In operating systems, an interrupt storm is an event during which a processor receives an inordinate number of interrupts that consume the majority of the processor's time. Interrupt storms are typically caused by hardware devices that do not support interrupt rate limiting.
Because interrupt processing is typically a non-preemptible task in time-sharing operating systems, an interrupt storm will cause sluggish response to user input, or even appear to freeze the system completely. This state is commonly known as live lock. In such a state, the system is spending most of its resources processing interrupts instead of completing other work. To the end-user, it does not appear to be processing anything at all as there is often no output. An interrupt storm is sometimes mistaken for thrashing, since they both have similar symptoms (unresponsive or sluggish response to user input, little or no output).
Common causes include: misconfigured or faulty hardware, faulty device drivers, flaws in the operating system, or metastability in one or more components. The latter condition rarely occurs outside of prototype or amateur-built hardware.
Most modern hardware and operating systems have methods for mitigating the effect of an interrupt storm. For example, most Ethernet controllers implement interrupt "rate limiting", which causes the controller to wait a programmable amount of time between each interrupt it generates. When not present within the device, similar functionality is usually written into the device driver, and/or the operating system itself.
The most common cause is when a device "behind" another signals an interrupt to an APIC (Advanced Programmable Interrupt Controller). Most computer peripherals generate interrupts through an APIC as the number of interrupts is most always less (typically 15 for the modern PC) than the number of devices. The OS must then query each driver registered to that interrupt to ask if the interrupt originated from its hardware. Faulty drivers may always claim "yes", causing the OS to not query other drivers registered to that interrupt (only one interrupt can be processed at a time). The device which originally requested the interrupt therefore does not get its interrupt serviced, so a new interrupt is generated (or is not cleared) and the processor becomes swamped with continuous interrupt signals. Any operating system can live lock under an interrupt storm caused by such a fault. A kernel debugger can usually break the storm by unloading the faulty driver, allowing the driver "underneath" the faulty one to clear the interrupt, if user input is still possible.

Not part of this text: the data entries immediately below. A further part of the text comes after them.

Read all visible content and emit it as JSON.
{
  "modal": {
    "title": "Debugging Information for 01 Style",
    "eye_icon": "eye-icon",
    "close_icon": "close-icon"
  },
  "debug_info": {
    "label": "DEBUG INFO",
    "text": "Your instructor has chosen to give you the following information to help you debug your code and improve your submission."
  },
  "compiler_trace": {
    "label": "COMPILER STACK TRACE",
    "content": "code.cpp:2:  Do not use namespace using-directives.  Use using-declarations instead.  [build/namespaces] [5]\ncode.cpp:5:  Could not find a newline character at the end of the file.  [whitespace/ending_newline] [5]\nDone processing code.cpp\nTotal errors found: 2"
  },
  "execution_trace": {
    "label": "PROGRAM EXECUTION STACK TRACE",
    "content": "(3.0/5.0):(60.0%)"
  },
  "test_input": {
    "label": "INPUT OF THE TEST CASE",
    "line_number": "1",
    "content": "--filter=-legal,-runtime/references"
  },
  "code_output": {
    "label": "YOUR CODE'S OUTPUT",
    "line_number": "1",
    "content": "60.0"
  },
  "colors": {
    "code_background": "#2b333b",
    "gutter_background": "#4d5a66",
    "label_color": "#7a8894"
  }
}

As drivers are most often implemented by a 3rd party, most operating systems also have a polling mode that queries for pending interrupts at fixed intervals or in a round-robin fashion. This mode can be set globally, on a per-driver, per-interrupt basis, or dynamically if the OS detects a fault condition or excessive interrupt generation. A polling mode may be enabled dynamically when the number of interrupts or the resource use caused by an interrupt, passes certain thresholds. When these thresholds are no longer exceeded, an OS may then change the interrupting driver, interrupt, or interrupt handling globally, from an interrupt mode to a polling mode. Interrupt rate limiting in hardware usually negates the use of a polling mode, but can still happen during normal operation during intense I/O if the processor is unable switch contexts quickly enough to keep pace.
Perhaps the first interrupt storm occurred during the Apollo 11's lunar descent in 1969.
Interrupt rate limiting must be carefully configured for optimum results. For example, an Ethernet controller with interrupt rate limiting will buffer the packets it receives from the network in between each interrupt. If the rate is set too low, the controller's buffer will overflow, and packets will be dropped. The rate must take into account how fast the buffer may fill between interrupts, and the interrupt latency between the interrupt and the transfer of the buffer to the system.
There are hardware-based and software-based approaches to the problem. For example, FreeBSD detects interrupt storms and masks problematic interrupts for some time in response.
The system used by NAPI is an example of the hardware-based approach: the system (driver) starts in interrupt enabled state, and the Interrupt handler then disables the interrupt and lets a thread/task handle the event(s) and then task polls the device, processing some number of events and enabling the interrupt.
Another interesting approach using hardware support is one where the device generates interrupt when the event queue state changes from "empty" to "not empty". Then, if there are no free DMA descriptors at the RX FIFO tail, the device drops the event. The event is then added to the tail and the FIFO entry is marked as occupied. If at that point entry (tail−1) is free (cleared), an interrupt will be generated (level interrupt) and the tail pointer will be incremented. If the hardware requires the interrupt be acknowledged, the CPU (interrupt handler) will do that, handle the valid DMA descriptors at the head, and return from the interrupt.
- Murray, Charles (1989). Apollo: The Race to the Moon. Simon and Schuster. pp. 345–355.